Congressional leaders said the decision to fight the Congressional
request may stem from a fear of exposing divisions within the
intelligence community over the administration's Iraq strategy,
perhaps including a debate between the agency and the Pentagon over
the military's role in intelligence operations in Iraq.
Defense Secretary Donald H. Rumsfeld has been moving to strengthen his
control over the military's intelligence apparatus, potentially
setting up a turf war for dominance among American intelligence
officials. Mr. Rumsfeld has also been pushing to expand the role of
American Special Operations Forces into covert operations, including
activities that have traditionally been the preserve of the C.I.A.
Congressional leaders asked for the report in July, and expressed
particular discontent that the C.I.A. did not respond for two months.
Lawmakers had asked that the report be provided in the form of a
national intelligence estimate, a formal document that is supposed to
provide a consensus judgment by the several intelligence agencies.
The committee wanted to see whether analysts at different agencies,
including the C.I.A., the Defense Intelligence Agency, the National
Security Agency and the State Department, have sharply differing views
about the proper role of the intelligence community in Iraq.
But intelligence officials say that a national intelligence estimate
is designed to assess the policies of foreign countries — not those of
the United States. "They were asking for an assessment of U.S. policy,
and that falls outside the realm of the N.I.E., and it gets into the
purview of the commander in chief," an intelligence official said.
Committee members have also expressed anger that the C.I.A. refused to
fully comply with a separate request for another national intelligence
estimate, one that would have provided an overview of the intelligence
community's latest assessment on Iraq. Instead, the C.I.A. provided a
narrower report, dealing specifically with Iraq's program to develop
weapons of mass destruction.
Lawmakers said that Mr. Tenet had assured the committee in early
September that intelligence officials were in the midst of producing
an updated national intelligence estimate on Iraq, and that the
committee would receive it as soon as it was completed.
Instead, the Senate panel received the national intelligence estimate
on Iraq's weapons of mass destruction program after 10 p.m. on Tuesday
night, too late for members to read it before Wednesday's hearing.
The committee had "set out an explicit set of requests" for what was
to be included in the Iraq national intelligence estimate, said one
official.

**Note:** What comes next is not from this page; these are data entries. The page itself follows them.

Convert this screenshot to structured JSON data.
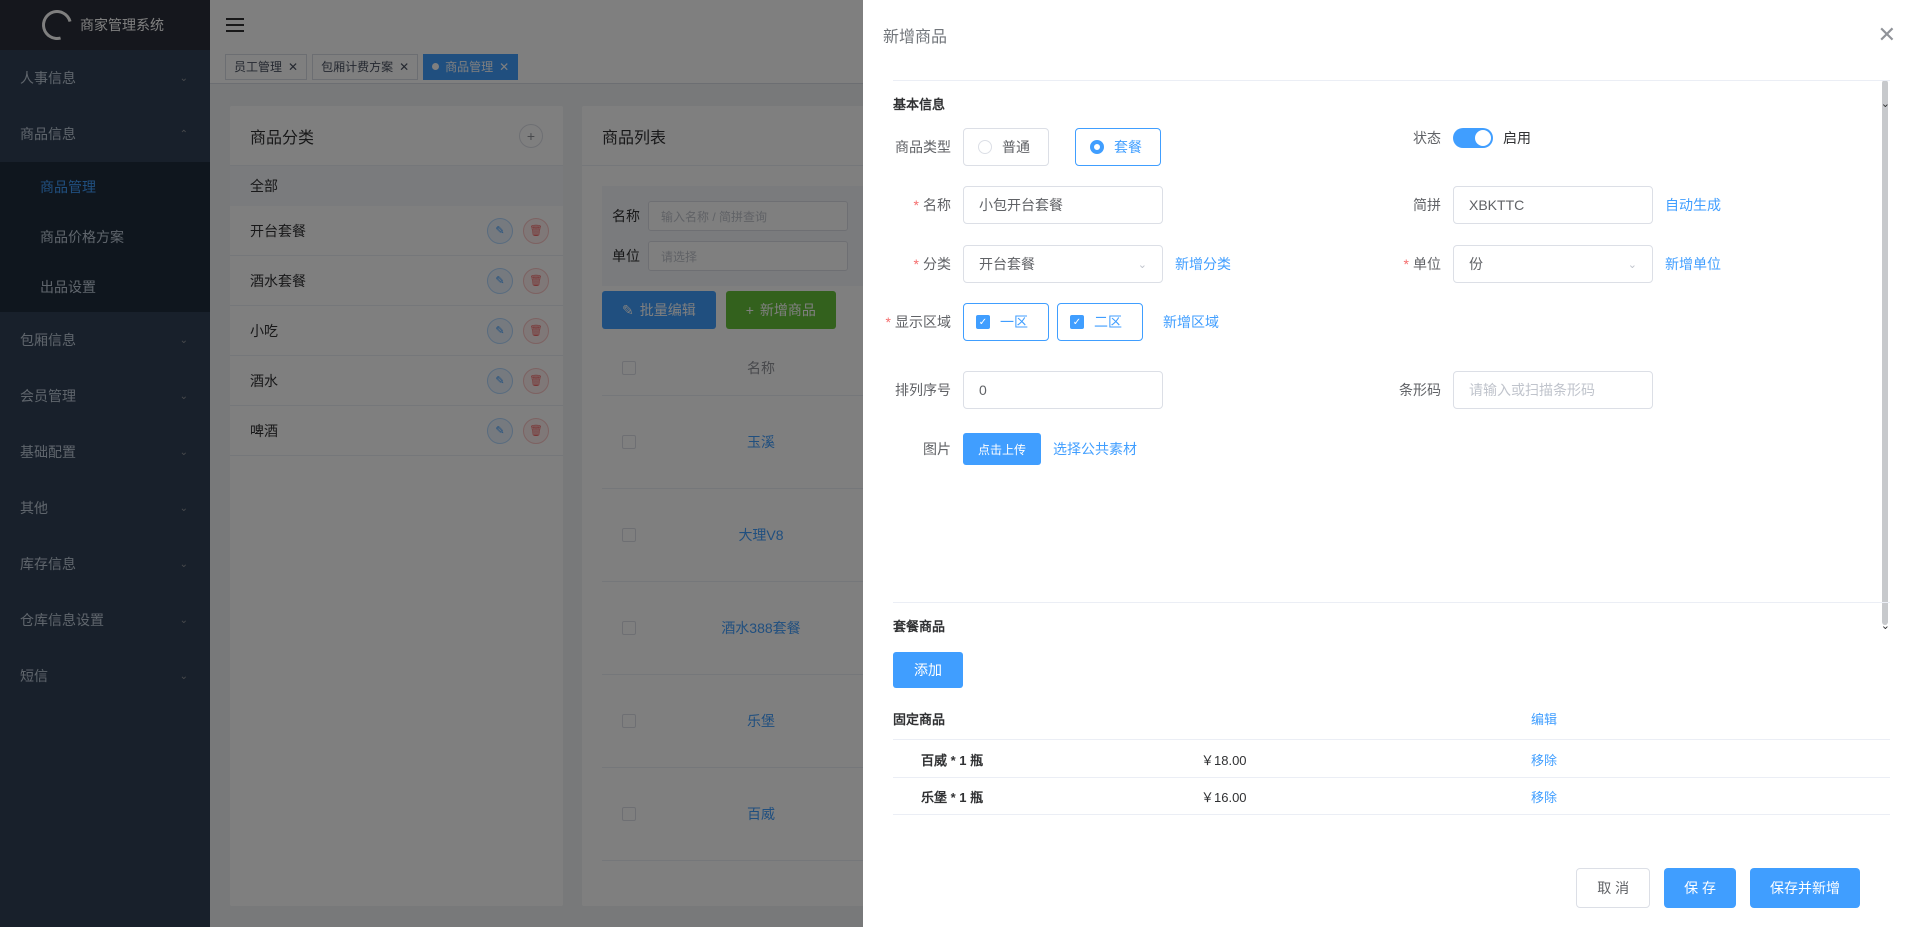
{
  "app": {
    "title": "商家管理系统"
  },
  "sidebar": {
    "menus": [
      {
        "label": "人事信息"
      },
      {
        "label": "商品信息"
      },
      {
        "label": "包厢信息"
      },
      {
        "label": "会员管理"
      },
      {
        "label": "基础配置"
      },
      {
        "label": "其他"
      },
      {
        "label": "库存信息"
      },
      {
        "label": "仓库信息设置"
      },
      {
        "label": "短信"
      }
    ],
    "submenu": [
      {
        "label": "商品管理"
      },
      {
        "label": "商品价格方案"
      },
      {
        "label": "出品设置"
      }
    ]
  },
  "tags": [
    {
      "label": "员工管理"
    },
    {
      "label": "包厢计费方案"
    },
    {
      "label": "商品管理"
    }
  ],
  "category": {
    "title": "商品分类",
    "all": "全部",
    "items": [
      {
        "label": "开台套餐"
      },
      {
        "label": "酒水套餐"
      },
      {
        "label": "小吃"
      },
      {
        "label": "酒水"
      },
      {
        "label": "啤酒"
      }
    ]
  },
  "productList": {
    "title": "商品列表",
    "filter": {
      "name_label": "名称",
      "name_placeholder": "输入名称 / 简拼查询",
      "unit_label": "单位",
      "unit_placeholder": "请选择"
    },
    "batch_edit": "批量编辑",
    "add_product": "新增商品",
    "col_name": "名称",
    "rows": [
      {
        "name": "玉溪"
      },
      {
        "name": "大理V8"
      },
      {
        "name": "酒水388套餐"
      },
      {
        "name": "乐堡"
      },
      {
        "name": "百威"
      }
    ]
  },
  "drawer": {
    "title": "新增商品",
    "basic_section": "基本信息",
    "type_label": "商品类型",
    "type_options": [
      "普通",
      "套餐"
    ],
    "status_label": "状态",
    "status_value": "启用",
    "name_label": "名称",
    "name_value": "小包开台套餐",
    "pinyin_label": "简拼",
    "pinyin_value": "XBKTTC",
    "auto_gen": "自动生成",
    "category_label": "分类",
    "category_value": "开台套餐",
    "add_category": "新增分类",
    "unit_label": "单位",
    "unit_value": "份",
    "add_unit": "新增单位",
    "area_label": "显示区域",
    "areas": [
      "一区",
      "二区"
    ],
    "add_area": "新增区域",
    "sort_label": "排列序号",
    "sort_value": "0",
    "barcode_label": "条形码",
    "barcode_placeholder": "请输入或扫描条形码",
    "image_label": "图片",
    "upload": "点击上传",
    "public_material": "选择公共素材",
    "combo_section": "套餐商品",
    "add": "添加",
    "fixed_title": "固定商品",
    "edit": "编辑",
    "fixed_items": [
      {
        "name": "百威 * 1 瓶",
        "price": "￥18.00",
        "action": "移除"
      },
      {
        "name": "乐堡 * 1 瓶",
        "price": "￥16.00",
        "action": "移除"
      }
    ],
    "cancel": "取 消",
    "save": "保 存",
    "save_new": "保存并新增"
  }
}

Those requirements were not met. "We wanted to know what the
intelligence community's assessment of the effect on a war in Iraq on
neighboring states, and they did not answer that question," the
A senior intelligence official said the 100-page report on Iraq's
weapons of mass destruction program was completed in three weeks under
very tight Congressional deadlines, and the writing had to be
coordinated with several agencies.
Go Back To The Cyber-Spy.Com
Usenet Web Archive Index Of